Task instructions:
Provide the records once more, identical to the original.

BEGIN Dataset records

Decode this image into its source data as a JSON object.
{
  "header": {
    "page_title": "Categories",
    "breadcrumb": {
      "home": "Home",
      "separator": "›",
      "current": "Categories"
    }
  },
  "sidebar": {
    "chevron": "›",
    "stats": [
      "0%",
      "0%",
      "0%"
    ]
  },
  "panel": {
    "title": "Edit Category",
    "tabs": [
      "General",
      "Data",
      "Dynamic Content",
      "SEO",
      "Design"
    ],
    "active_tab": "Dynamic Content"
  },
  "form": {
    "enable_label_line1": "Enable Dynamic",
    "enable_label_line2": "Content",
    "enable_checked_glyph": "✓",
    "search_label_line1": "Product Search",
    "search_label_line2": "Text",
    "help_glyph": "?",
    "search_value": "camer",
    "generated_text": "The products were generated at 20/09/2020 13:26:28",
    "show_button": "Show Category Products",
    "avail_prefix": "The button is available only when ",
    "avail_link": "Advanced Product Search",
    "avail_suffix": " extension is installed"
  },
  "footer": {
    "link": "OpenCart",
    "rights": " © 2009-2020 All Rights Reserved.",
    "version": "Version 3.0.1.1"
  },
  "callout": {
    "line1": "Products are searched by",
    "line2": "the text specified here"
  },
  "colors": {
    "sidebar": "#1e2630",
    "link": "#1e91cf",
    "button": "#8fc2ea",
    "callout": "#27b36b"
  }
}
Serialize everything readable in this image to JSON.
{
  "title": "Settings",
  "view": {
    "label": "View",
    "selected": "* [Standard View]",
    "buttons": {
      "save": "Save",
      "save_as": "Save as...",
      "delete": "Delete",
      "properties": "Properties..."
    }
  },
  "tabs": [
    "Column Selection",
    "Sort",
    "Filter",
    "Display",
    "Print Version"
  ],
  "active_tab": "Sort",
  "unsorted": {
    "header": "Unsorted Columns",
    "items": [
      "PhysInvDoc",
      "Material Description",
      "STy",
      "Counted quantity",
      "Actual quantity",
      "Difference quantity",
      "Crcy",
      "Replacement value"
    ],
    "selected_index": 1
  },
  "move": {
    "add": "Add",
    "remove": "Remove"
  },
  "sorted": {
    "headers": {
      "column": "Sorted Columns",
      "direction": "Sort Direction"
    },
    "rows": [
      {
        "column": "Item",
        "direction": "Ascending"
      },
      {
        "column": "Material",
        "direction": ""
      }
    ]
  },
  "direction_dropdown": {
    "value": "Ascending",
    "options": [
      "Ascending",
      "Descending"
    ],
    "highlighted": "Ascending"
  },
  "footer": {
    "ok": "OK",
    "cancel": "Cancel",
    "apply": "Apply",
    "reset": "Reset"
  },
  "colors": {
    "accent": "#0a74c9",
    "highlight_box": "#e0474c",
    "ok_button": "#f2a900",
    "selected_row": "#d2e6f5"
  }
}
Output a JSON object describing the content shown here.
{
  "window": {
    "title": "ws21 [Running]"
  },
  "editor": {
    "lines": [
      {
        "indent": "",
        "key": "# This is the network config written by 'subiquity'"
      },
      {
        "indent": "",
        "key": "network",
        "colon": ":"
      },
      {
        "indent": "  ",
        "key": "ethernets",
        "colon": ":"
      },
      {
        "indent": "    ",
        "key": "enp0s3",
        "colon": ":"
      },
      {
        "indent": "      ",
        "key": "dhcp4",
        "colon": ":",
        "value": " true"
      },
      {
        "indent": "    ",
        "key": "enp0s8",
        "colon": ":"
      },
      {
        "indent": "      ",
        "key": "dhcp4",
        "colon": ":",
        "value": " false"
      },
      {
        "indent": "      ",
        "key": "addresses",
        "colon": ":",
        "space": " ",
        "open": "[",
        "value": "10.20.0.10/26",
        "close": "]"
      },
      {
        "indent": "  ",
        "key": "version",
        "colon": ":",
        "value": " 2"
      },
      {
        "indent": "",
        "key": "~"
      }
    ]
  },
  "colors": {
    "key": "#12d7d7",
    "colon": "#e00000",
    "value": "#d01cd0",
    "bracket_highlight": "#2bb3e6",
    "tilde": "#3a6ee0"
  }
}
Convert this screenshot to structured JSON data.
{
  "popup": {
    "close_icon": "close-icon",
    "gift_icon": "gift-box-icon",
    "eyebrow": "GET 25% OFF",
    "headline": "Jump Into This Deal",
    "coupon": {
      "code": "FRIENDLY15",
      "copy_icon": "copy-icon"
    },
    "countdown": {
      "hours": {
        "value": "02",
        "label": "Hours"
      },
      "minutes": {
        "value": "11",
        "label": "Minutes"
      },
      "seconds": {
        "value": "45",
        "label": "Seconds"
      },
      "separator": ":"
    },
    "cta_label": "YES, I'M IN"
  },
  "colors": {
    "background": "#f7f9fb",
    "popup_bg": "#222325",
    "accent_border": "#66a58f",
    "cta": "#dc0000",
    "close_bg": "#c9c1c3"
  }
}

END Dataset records

Expected output:
Decode this image into its source data as a JSON object.
{
  "header": {
    "page_title": "Categories",
    "breadcrumb": {
      "home": "Home",
      "separator": "›",
      "current": "Categories"
    }
  },
  "sidebar": {
    "chevron": "›",
    "stats": [
      "0%",
      "0%",
      "0%"
    ]
  },
  "panel": {
    "title": "Edit Category",
    "tabs": [
      "General",
      "Data",
      "Dynamic Content",
      "SEO",
      "Design"
    ],
    "active_tab": "Dynamic Content"
  },
  "form": {
    "enable_label_line1": "Enable Dynamic",
    "enable_label_line2": "Content",
    "enable_checked_glyph": "✓",
    "search_label_line1": "Product Search",
    "search_label_line2": "Text",
    "help_glyph": "?",
    "search_value": "camer",
    "generated_text": "The products were generated at 20/09/2020 13:26:28",
    "show_button": "Show Category Products",
    "avail_prefix": "The button is available only when ",
    "avail_link": "Advanced Product Search",
    "avail_suffix": " extension is installed"
  },
  "footer": {
    "link": "OpenCart",
    "rights": " © 2009-2020 All Rights Reserved.",
    "version": "Version 3.0.1.1"
  },
  "callout": {
    "line1": "Products are searched by",
    "line2": "the text specified here"
  },
  "colors": {
    "sidebar": "#1e2630",
    "link": "#1e91cf",
    "button": "#8fc2ea",
    "callout": "#27b36b"
  }
}
Serialize everything readable in this image to JSON.
{
  "title": "Settings",
  "view": {
    "label": "View",
    "selected": "* [Standard View]",
    "buttons": {
      "save": "Save",
      "save_as": "Save as...",
      "delete": "Delete",
      "properties": "Properties..."
    }
  },
  "tabs": [
    "Column Selection",
    "Sort",
    "Filter",
    "Display",
    "Print Version"
  ],
  "active_tab": "Sort",
  "unsorted": {
    "header": "Unsorted Columns",
    "items": [
      "PhysInvDoc",
      "Material Description",
      "STy",
      "Counted quantity",
      "Actual quantity",
      "Difference quantity",
      "Crcy",
      "Replacement value"
    ],
    "selected_index": 1
  },
  "move": {
    "add": "Add",
    "remove": "Remove"
  },
  "sorted": {
    "headers": {
      "column": "Sorted Columns",
      "direction": "Sort Direction"
    },
    "rows": [
      {
        "column": "Item",
        "direction": "Ascending"
      },
      {
        "column": "Material",
        "direction": ""
      }
    ]
  },
  "direction_dropdown": {
    "value": "Ascending",
    "options": [
      "Ascending",
      "Descending"
    ],
    "highlighted": "Ascending"
  },
  "footer": {
    "ok": "OK",
    "cancel": "Cancel",
    "apply": "Apply",
    "reset": "Reset"
  },
  "colors": {
    "accent": "#0a74c9",
    "highlight_box": "#e0474c",
    "ok_button": "#f2a900",
    "selected_row": "#d2e6f5"
  }
}
Output a JSON object describing the content shown here.
{
  "window": {
    "title": "ws21 [Running]"
  },
  "editor": {
    "lines": [
      {
        "indent": "",
        "key": "# This is the network config written by 'subiquity'"
      },
      {
        "indent": "",
        "key": "network",
        "colon": ":"
      },
      {
        "indent": "  ",
        "key": "ethernets",
        "colon": ":"
      },
      {
        "indent": "    ",
        "key": "enp0s3",
        "colon": ":"
      },
      {
        "indent": "      ",
        "key": "dhcp4",
        "colon": ":",
        "value": " true"
      },
      {
        "indent": "    ",
        "key": "enp0s8",
        "colon": ":"
      },
      {
        "indent": "      ",
        "key": "dhcp4",
        "colon": ":",
        "value": " false"
      },
      {
        "indent": "      ",
        "key": "addresses",
        "colon": ":",
        "space": " ",
        "open": "[",
        "value": "10.20.0.10/26",
        "close": "]"
      },
      {
        "indent": "  ",
        "key": "version",
        "colon": ":",
        "value": " 2"
      },
      {
        "indent": "",
        "key": "~"
      }
    ]
  },
  "colors": {
    "key": "#12d7d7",
    "colon": "#e00000",
    "value": "#d01cd0",
    "bracket_highlight": "#2bb3e6",
    "tilde": "#3a6ee0"
  }
}
Convert this screenshot to structured JSON data.
{
  "popup": {
    "close_icon": "close-icon",
    "gift_icon": "gift-box-icon",
    "eyebrow": "GET 25% OFF",
    "headline": "Jump Into This Deal",
    "coupon": {
      "code": "FRIENDLY15",
      "copy_icon": "copy-icon"
    },
    "countdown": {
      "hours": {
        "value": "02",
        "label": "Hours"
      },
      "minutes": {
        "value": "11",
        "label": "Minutes"
      },
      "seconds": {
        "value": "45",
        "label": "Seconds"
      },
      "separator": ":"
    },
    "cta_label": "YES, I'M IN"
  },
  "colors": {
    "background": "#f7f9fb",
    "popup_bg": "#222325",
    "accent_border": "#66a58f",
    "cta": "#dc0000",
    "close_bg": "#c9c1c3"
  }
}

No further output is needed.